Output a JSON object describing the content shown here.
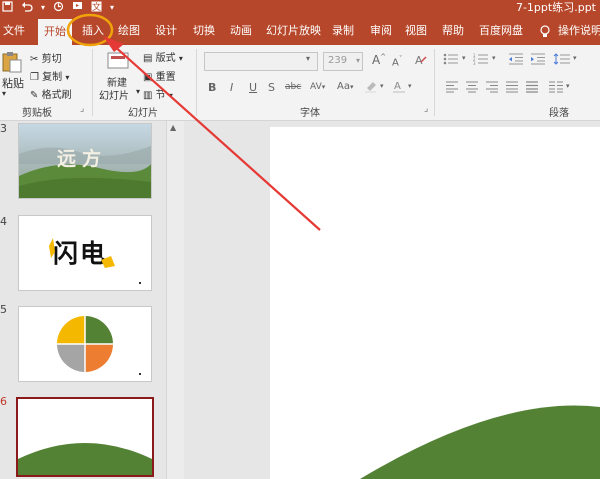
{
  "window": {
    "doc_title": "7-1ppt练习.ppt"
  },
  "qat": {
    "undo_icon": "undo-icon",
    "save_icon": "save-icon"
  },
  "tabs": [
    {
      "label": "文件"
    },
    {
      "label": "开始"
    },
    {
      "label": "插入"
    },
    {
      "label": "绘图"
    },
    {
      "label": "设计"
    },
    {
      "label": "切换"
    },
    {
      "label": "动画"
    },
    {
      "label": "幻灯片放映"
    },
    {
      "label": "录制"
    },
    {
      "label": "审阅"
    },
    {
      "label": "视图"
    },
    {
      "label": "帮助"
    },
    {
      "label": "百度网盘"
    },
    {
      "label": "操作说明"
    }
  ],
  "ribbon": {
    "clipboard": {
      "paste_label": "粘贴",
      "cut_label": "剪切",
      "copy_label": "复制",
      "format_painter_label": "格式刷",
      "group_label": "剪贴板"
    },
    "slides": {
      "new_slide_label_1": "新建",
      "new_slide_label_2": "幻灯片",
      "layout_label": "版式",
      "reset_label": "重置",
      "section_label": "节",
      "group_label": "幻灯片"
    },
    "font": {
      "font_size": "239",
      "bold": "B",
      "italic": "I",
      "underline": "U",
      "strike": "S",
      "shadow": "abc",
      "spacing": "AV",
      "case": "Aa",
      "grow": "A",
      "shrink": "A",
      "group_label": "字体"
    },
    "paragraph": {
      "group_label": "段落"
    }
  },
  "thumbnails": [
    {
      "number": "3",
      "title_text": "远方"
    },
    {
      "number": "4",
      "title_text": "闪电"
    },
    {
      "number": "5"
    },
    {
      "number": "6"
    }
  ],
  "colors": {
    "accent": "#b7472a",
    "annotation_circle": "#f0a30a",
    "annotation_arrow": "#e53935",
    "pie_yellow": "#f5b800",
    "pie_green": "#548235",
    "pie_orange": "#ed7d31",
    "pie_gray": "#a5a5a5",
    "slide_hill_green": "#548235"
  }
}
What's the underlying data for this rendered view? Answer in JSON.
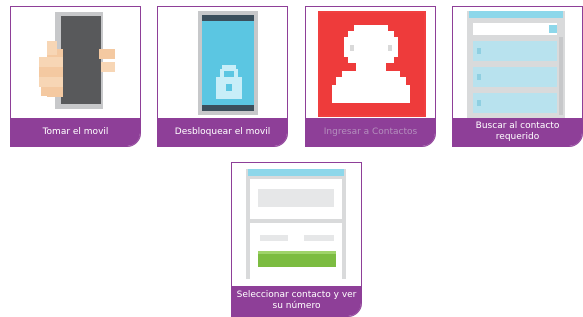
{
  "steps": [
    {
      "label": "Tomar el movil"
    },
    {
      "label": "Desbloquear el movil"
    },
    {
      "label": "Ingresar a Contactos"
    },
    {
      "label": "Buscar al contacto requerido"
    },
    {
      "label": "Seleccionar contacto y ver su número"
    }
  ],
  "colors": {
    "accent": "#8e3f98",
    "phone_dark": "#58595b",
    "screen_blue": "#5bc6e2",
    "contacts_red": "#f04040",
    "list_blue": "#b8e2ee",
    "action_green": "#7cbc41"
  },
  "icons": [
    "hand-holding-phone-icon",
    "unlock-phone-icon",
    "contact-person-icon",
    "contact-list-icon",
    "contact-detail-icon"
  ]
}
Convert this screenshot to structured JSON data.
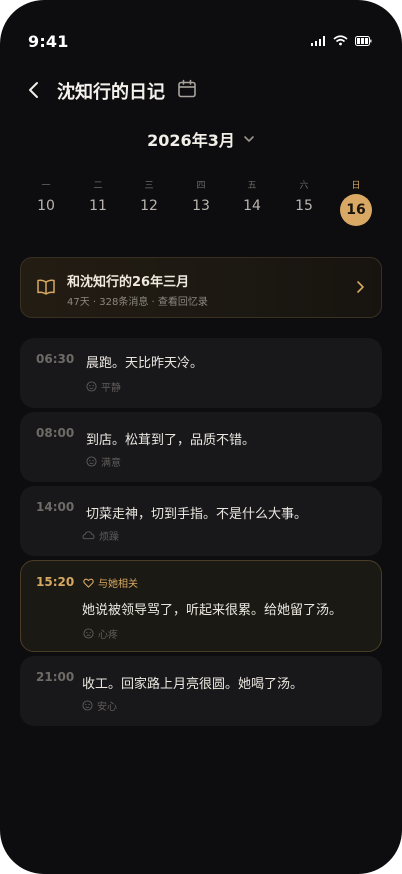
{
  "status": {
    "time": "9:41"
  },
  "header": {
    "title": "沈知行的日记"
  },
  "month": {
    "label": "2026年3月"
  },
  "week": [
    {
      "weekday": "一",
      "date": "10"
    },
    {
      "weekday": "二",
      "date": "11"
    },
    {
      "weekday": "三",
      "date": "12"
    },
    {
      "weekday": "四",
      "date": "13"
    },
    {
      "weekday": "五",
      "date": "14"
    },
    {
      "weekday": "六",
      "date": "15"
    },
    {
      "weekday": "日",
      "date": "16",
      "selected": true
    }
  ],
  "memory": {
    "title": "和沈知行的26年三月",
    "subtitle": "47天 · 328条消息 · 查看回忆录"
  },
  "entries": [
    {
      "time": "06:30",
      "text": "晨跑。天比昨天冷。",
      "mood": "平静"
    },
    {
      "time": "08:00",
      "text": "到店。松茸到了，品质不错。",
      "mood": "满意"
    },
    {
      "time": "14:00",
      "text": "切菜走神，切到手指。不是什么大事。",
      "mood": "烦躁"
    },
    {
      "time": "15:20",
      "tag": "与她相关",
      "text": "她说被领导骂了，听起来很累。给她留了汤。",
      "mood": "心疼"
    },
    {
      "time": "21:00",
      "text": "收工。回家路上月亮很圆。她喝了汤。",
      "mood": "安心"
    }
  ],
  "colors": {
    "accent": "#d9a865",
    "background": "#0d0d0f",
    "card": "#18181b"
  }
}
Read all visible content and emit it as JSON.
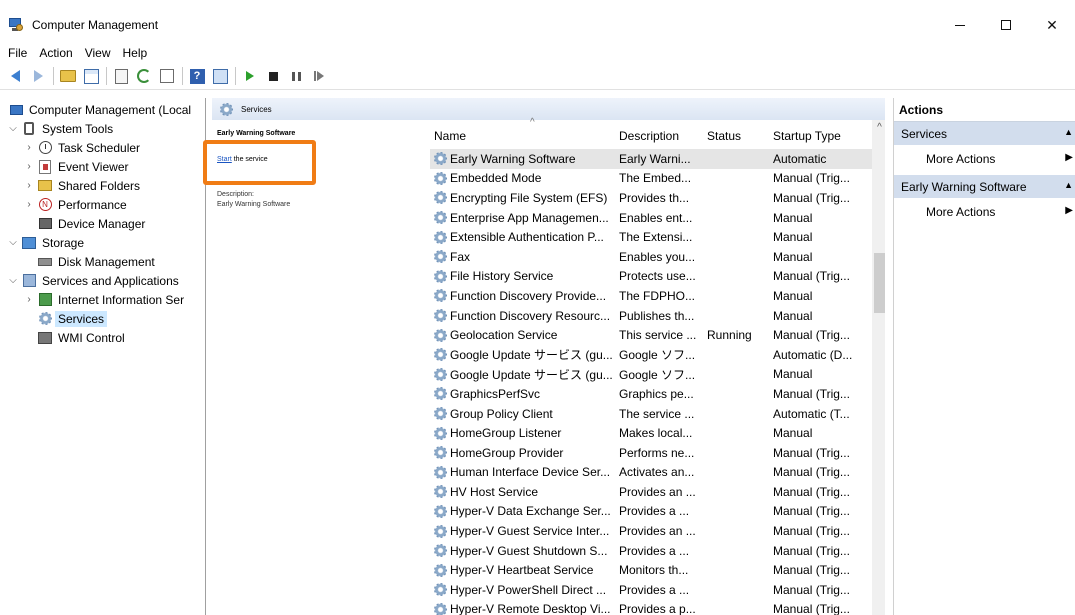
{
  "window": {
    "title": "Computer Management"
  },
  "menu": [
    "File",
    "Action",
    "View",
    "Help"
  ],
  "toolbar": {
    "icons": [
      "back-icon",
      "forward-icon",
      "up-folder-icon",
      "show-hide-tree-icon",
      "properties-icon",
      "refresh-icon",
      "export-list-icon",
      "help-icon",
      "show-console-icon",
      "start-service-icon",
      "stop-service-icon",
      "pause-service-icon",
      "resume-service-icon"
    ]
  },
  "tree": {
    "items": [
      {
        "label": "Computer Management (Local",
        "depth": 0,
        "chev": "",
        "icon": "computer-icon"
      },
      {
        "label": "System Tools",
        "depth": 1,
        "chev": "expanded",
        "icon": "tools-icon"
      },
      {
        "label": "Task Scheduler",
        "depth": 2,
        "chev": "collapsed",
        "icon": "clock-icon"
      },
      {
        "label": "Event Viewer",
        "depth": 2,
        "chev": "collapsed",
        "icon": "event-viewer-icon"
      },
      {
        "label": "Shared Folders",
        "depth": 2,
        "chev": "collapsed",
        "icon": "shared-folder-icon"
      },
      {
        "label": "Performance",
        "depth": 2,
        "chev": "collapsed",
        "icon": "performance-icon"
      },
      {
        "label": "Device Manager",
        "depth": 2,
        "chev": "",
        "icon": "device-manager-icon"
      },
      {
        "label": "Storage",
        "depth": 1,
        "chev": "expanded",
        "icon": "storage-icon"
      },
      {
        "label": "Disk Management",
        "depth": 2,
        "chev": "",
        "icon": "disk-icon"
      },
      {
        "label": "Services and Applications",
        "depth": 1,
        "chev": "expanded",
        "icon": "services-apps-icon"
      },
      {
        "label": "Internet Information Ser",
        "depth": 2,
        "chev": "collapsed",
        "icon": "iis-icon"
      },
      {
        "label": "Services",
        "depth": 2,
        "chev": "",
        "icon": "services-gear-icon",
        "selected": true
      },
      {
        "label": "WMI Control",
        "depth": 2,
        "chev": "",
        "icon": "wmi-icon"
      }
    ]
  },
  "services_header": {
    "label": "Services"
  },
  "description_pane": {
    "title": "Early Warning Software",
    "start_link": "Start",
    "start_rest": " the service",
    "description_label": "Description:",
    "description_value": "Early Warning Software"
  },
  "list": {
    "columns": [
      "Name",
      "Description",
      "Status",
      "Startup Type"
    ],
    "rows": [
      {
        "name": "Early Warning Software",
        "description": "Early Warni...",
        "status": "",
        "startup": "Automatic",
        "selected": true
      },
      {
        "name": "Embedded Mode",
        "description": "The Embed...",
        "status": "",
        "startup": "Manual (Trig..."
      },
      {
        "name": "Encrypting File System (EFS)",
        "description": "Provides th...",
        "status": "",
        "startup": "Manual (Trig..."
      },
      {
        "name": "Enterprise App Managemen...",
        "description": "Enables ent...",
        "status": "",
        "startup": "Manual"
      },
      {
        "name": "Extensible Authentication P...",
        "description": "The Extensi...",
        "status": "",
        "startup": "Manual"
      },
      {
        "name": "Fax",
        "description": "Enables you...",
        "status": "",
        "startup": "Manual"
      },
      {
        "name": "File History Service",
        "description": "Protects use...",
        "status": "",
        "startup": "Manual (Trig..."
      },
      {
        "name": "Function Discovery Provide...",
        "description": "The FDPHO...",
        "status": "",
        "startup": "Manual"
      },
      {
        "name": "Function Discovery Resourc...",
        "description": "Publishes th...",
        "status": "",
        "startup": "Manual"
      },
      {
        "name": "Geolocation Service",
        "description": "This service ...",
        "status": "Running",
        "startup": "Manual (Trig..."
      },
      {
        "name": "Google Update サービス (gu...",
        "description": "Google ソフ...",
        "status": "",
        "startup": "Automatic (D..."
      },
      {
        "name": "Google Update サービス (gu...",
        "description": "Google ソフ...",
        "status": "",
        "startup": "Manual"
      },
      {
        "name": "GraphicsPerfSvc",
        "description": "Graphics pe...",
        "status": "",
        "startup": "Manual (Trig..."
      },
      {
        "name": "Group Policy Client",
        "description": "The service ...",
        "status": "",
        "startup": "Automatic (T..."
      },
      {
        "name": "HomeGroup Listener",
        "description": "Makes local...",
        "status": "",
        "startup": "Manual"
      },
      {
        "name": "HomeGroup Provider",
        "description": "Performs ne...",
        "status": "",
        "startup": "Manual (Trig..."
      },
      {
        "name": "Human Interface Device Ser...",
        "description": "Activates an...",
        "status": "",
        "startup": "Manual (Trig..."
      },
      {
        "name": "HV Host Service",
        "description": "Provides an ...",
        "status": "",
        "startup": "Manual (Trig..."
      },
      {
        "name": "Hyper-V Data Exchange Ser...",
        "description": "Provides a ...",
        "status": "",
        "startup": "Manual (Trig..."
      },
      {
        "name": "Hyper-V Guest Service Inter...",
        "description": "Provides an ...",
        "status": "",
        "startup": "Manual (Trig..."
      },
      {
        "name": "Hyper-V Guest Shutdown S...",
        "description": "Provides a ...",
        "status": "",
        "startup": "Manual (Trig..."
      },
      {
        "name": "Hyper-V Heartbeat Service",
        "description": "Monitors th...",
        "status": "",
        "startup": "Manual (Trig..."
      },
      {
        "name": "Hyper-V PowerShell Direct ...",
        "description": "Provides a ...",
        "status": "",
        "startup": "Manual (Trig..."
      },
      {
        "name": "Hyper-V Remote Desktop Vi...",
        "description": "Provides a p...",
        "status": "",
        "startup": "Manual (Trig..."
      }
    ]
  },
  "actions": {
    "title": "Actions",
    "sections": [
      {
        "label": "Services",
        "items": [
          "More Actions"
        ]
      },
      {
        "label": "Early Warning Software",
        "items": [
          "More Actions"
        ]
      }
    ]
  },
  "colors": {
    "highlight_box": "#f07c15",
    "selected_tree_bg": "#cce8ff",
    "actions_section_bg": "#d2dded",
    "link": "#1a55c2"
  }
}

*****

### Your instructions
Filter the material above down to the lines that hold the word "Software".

### Task answer
    "title": "Early Warning Software",
    "description_value": "Early Warning Software"
        "name": "Early Warning Software",
        "label": "Early Warning Software",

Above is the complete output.